## What is needed
Within the entries underneath, how many lines include the string "error"? State only the number.
[Start of section]
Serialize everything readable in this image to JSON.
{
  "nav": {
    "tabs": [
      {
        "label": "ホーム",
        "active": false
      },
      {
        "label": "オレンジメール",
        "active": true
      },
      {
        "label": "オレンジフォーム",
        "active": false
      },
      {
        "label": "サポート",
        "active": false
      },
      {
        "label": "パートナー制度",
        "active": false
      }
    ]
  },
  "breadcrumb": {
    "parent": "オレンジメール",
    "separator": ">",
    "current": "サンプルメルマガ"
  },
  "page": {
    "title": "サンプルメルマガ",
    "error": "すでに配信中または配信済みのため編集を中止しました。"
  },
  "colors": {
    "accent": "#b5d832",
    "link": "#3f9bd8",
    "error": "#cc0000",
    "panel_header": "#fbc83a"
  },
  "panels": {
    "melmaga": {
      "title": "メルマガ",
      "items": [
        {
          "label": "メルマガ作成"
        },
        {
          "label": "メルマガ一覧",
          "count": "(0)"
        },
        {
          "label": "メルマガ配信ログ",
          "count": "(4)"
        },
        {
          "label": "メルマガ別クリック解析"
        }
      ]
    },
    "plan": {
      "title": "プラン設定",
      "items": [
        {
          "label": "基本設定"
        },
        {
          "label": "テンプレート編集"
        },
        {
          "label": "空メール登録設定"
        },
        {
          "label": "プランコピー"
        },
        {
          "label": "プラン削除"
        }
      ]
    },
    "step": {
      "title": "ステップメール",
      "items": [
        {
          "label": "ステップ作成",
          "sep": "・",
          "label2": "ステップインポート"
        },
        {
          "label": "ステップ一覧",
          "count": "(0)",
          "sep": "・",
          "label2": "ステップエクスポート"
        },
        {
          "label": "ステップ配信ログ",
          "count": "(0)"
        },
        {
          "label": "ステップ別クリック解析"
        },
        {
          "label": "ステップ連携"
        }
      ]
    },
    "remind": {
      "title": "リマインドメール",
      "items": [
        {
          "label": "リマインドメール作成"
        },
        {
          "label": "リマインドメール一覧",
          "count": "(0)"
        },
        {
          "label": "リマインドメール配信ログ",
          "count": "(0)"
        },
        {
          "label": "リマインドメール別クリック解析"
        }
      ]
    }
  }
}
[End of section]
## The answer
2